In 2014, Keiser said his portfolio was mostly Bitcoin, but that “altcoins offer great ways to gain exposure to different segments of the crypto universe. As I said before, the market as a whole is set for 100x growth so there’s plenty of upside.”

He was then asked if promoting altcoin investment was ethical, and replied “I’m like Warren Buffet. I talk about the coins I myself own including Maxcoin.”

Keiser has also devoted plenty of airtime in the past to Quark (current price $0.00564) and Startcoin (current price $0.005617).

Keiser is smart enough to know that if he talks about a coin, its price will pump (if only briefly). If, as he said, he talks about the coins he owns, he’s increasing the value of his investment by giving it attention.

Keiser has eased off on the altcoin promotion in recent times, probably sensing a shift in regulatory mood post-2017. He has also criticized John McAfee and others who promote the “coin of the day scams,” as in this particularly prescient post:

In 2019 Keiser switched completely, saying “altcoins are finished.” He’s gone all-in on BTC… and made some more price predictions on BCH and BSV:

“Bitcoin Cash, the Roger Ver abomination, is going to ten bucks. Bitcoin Satoshi Vision, from Craig Wright, that’s going to ten bucks. Most, or all of these altcoins, are going to pennies, or they’re going to go out of existence, because all of that cash is going to flow to Bitcoin.”

It’s still all about the price, though. Whether implicitly or explicitly, Keiser is telling his audience what they should and shouldn’t invest in.

If Dr. Craig Wright is a conman, he’s doing it all wrong

We’re not saying Max Keiser has broken any laws. And we’ll assume he declares all his income and pays his taxes. He’s also a lot less reckless than John McAfee. But his attacks on Dr. Craig Wright not only arrive apropos of nothing, it’s also irresponsible to draw a connection between Wright and paid altcoin promoters.

Dr. Wright does not tell anyone to buy BSV, and he never tells anyone they’ll get rich from doing so. In fact, most of his advice is the opposite—he spends most of his media time telling people to build something, and to get out there and work if they want to be rich.

Wright’s message has always been that Bitcoin provides the infrastructure, but that even the best infrastructure does nothing by itself. He frequently criticizes speculative trading and “HODLing” (hoarding Bitcoin in the hope someone else will make the price increase).

Dr. Wright, unlike Max Keiser, has never released a brand new coin. BSV is Bitcoin, traceable all the way back to the Genesis Block of January 2009. Other assets, like BTC and BCH, claim the name “Bitcoin” and their backers will understandably attack anything claiming legitimacy over theirs. Keiser is a BTC promoter and price pumper, and whether he’s paid to do that or whether his gain is simply his own investment, that fact should form the context to any claims he makes about rivals.

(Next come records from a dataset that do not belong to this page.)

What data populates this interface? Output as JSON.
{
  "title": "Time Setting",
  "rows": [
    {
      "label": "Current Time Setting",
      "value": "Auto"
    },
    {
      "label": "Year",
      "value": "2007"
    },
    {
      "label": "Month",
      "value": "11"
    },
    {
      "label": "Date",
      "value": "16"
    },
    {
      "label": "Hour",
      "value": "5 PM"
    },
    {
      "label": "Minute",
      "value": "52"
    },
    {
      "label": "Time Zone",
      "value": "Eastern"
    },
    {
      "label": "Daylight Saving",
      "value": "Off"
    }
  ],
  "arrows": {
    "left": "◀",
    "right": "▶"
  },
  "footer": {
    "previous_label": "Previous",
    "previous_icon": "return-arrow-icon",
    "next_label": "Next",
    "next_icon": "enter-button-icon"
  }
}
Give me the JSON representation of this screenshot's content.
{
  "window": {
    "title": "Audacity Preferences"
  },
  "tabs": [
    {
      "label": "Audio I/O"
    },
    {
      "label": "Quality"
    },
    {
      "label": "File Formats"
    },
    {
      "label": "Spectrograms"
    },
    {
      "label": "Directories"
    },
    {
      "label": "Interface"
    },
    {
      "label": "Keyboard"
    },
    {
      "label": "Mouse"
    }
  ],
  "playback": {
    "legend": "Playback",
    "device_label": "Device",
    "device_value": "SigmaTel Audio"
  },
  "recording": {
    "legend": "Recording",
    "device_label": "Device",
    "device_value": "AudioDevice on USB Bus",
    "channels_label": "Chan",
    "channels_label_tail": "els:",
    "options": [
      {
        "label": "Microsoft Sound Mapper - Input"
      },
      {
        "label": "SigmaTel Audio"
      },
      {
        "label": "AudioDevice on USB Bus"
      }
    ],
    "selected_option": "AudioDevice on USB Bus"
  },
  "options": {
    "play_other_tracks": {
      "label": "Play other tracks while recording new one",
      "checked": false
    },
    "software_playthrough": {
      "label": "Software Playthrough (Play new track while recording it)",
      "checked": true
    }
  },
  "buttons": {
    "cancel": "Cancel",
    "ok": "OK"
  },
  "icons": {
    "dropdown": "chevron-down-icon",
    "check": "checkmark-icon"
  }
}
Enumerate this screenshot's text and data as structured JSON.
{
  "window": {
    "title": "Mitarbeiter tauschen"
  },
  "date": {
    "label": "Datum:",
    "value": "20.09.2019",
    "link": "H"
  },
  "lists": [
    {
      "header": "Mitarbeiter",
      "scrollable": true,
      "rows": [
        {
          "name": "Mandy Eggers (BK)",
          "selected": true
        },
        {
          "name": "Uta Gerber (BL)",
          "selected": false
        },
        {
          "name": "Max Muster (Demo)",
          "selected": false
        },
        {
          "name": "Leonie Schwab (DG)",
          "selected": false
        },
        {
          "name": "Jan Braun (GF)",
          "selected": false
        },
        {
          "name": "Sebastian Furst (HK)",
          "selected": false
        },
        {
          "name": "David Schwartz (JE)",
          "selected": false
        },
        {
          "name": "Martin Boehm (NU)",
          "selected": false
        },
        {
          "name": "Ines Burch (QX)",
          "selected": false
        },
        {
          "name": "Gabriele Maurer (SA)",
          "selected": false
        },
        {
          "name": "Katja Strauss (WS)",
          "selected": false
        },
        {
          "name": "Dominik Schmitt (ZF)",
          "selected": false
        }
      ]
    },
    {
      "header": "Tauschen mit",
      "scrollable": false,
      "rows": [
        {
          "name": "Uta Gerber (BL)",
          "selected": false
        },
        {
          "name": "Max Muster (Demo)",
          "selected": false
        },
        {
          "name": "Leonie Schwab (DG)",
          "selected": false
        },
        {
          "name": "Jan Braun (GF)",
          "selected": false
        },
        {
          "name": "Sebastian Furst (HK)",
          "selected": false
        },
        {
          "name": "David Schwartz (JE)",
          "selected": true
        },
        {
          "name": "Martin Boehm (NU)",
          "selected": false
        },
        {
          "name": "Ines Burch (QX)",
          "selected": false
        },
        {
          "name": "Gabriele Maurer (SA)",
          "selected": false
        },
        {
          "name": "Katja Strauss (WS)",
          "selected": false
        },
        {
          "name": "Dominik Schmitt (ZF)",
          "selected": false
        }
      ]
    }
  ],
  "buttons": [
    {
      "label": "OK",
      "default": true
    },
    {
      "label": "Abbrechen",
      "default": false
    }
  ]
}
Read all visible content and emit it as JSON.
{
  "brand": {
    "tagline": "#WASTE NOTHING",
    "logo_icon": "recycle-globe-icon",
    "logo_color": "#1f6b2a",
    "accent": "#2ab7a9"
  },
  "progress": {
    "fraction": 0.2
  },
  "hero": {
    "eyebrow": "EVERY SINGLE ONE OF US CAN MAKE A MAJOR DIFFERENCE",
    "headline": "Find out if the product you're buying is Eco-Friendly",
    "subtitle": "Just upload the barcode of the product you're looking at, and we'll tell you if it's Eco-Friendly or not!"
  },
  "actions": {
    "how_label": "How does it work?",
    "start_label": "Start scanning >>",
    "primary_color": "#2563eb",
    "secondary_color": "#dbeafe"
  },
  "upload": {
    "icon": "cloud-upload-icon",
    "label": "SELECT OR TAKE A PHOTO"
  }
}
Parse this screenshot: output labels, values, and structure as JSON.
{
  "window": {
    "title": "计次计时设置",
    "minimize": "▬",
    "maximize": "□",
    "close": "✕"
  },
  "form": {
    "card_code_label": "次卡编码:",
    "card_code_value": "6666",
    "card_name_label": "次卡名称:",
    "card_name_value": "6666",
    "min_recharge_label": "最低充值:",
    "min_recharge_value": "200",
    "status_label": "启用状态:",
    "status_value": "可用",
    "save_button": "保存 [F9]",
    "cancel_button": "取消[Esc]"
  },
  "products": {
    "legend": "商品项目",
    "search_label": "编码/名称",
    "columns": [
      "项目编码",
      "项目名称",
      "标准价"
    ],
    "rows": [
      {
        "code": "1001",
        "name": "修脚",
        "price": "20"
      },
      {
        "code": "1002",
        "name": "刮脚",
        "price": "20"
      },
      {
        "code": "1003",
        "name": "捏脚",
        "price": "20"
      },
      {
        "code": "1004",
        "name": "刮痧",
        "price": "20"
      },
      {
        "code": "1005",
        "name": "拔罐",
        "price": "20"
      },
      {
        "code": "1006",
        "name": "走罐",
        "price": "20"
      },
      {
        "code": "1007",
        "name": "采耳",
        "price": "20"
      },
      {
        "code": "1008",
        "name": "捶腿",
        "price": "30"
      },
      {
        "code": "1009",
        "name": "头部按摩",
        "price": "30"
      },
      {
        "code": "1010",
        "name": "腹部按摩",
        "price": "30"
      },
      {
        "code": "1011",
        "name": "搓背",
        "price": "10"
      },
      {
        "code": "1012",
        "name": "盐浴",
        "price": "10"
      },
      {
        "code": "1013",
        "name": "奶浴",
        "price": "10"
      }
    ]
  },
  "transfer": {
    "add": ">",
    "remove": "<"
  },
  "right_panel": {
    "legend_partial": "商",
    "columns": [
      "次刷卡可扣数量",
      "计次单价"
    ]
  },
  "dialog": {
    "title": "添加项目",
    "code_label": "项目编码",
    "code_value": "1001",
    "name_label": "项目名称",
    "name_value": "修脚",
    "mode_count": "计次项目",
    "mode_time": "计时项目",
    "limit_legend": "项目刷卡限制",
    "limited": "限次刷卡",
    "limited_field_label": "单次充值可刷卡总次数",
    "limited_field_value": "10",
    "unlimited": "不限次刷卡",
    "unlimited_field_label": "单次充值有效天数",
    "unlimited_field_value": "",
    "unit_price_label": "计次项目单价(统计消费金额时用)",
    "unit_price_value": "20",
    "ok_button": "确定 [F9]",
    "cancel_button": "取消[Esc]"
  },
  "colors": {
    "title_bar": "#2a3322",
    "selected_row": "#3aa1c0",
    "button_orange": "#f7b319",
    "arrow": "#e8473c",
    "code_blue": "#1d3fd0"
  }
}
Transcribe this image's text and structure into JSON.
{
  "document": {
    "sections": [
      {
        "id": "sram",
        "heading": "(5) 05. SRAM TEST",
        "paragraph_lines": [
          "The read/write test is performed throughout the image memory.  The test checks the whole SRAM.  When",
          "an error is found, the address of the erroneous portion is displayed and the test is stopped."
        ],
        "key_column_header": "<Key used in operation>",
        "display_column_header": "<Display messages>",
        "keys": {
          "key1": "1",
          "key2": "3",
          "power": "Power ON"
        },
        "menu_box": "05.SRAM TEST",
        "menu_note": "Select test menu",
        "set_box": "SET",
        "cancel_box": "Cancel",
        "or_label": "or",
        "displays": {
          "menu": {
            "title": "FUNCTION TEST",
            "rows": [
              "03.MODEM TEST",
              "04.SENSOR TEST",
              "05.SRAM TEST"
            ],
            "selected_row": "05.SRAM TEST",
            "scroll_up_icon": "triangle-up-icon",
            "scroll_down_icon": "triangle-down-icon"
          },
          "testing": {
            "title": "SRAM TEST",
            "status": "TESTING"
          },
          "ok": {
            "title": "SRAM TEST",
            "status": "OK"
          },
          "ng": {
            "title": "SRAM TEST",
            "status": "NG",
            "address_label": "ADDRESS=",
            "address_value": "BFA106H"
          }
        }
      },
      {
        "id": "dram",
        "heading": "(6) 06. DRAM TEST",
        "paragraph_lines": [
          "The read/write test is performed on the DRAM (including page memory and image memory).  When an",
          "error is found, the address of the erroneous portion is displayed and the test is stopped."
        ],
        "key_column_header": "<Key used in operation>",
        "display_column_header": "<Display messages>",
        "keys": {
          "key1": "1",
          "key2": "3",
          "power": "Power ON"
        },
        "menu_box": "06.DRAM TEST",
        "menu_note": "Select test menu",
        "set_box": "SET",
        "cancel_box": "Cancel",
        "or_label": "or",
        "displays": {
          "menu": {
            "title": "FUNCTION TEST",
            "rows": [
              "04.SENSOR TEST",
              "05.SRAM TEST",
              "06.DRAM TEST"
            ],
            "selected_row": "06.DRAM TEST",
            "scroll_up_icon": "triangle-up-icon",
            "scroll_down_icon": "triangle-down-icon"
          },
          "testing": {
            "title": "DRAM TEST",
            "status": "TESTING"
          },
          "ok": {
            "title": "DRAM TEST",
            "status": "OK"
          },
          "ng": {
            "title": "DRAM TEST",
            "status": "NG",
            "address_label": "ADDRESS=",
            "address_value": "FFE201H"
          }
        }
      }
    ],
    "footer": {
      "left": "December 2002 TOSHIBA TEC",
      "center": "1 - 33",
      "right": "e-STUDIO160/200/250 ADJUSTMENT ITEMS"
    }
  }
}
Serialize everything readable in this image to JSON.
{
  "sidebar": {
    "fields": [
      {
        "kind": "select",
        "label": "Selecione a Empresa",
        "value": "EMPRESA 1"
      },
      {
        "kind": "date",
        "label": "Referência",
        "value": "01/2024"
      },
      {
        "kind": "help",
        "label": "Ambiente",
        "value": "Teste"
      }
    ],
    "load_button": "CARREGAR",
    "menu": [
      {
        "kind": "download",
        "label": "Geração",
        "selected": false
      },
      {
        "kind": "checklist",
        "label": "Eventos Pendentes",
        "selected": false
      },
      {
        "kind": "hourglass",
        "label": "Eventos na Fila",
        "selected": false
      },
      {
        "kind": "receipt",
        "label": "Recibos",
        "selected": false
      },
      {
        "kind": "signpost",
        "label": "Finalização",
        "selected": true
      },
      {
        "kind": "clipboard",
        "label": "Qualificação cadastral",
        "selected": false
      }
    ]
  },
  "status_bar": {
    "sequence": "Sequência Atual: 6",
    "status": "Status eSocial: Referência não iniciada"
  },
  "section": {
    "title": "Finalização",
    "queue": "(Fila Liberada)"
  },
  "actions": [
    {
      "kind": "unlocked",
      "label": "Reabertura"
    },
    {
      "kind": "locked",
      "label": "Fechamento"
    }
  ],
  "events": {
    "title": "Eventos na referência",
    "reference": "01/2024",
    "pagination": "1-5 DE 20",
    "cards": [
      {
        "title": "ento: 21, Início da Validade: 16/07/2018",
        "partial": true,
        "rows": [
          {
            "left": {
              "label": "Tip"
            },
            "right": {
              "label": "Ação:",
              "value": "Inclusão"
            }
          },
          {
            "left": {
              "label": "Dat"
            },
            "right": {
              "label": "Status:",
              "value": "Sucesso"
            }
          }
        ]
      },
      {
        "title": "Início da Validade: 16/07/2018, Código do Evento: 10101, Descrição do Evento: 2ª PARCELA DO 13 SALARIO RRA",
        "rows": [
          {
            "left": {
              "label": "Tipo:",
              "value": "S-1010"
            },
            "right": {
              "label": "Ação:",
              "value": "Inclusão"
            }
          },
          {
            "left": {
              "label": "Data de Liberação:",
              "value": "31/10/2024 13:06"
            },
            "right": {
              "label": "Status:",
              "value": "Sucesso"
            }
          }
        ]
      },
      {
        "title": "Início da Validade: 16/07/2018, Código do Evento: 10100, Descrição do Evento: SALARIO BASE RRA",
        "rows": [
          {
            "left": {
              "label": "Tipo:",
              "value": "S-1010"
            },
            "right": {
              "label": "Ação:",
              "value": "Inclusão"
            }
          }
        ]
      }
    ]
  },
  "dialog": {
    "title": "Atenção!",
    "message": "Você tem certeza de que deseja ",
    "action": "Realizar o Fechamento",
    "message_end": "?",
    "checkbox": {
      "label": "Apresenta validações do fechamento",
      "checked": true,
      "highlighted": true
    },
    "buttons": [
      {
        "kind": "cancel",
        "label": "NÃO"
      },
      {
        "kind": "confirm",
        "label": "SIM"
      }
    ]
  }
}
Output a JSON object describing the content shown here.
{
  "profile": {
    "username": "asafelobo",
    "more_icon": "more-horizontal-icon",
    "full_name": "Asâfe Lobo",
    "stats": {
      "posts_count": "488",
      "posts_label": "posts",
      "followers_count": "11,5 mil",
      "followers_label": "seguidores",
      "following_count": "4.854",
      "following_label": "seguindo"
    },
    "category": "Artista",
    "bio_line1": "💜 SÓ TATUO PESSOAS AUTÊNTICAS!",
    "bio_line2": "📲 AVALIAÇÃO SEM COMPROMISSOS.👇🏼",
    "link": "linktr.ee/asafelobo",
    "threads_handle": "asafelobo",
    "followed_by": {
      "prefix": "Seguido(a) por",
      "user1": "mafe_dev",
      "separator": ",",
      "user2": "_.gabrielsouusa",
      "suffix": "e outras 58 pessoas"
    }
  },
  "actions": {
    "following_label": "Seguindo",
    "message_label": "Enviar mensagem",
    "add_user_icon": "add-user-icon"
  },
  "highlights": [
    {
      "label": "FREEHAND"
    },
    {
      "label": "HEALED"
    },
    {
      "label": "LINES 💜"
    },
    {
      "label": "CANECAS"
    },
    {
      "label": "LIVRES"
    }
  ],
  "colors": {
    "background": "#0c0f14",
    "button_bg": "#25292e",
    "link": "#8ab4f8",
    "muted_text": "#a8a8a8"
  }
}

Follow CoinGeek’s Crypto Crime Cartel series, which delves into the stream of groups—from BitMEX to Binance, Bitcoin.com, Blockstream and Ethereum—who have co-opted the digital asset revolution and turned the industry into a minefield for naïve (and even experienced) players in the market.

New to Bitcoin? Check out CoinGeek’s Bitcoin for Beginners section, the ultimate resource guide to learn more about Bitcoin—as originally envisioned by Satoshi Nakamoto—and blockchain.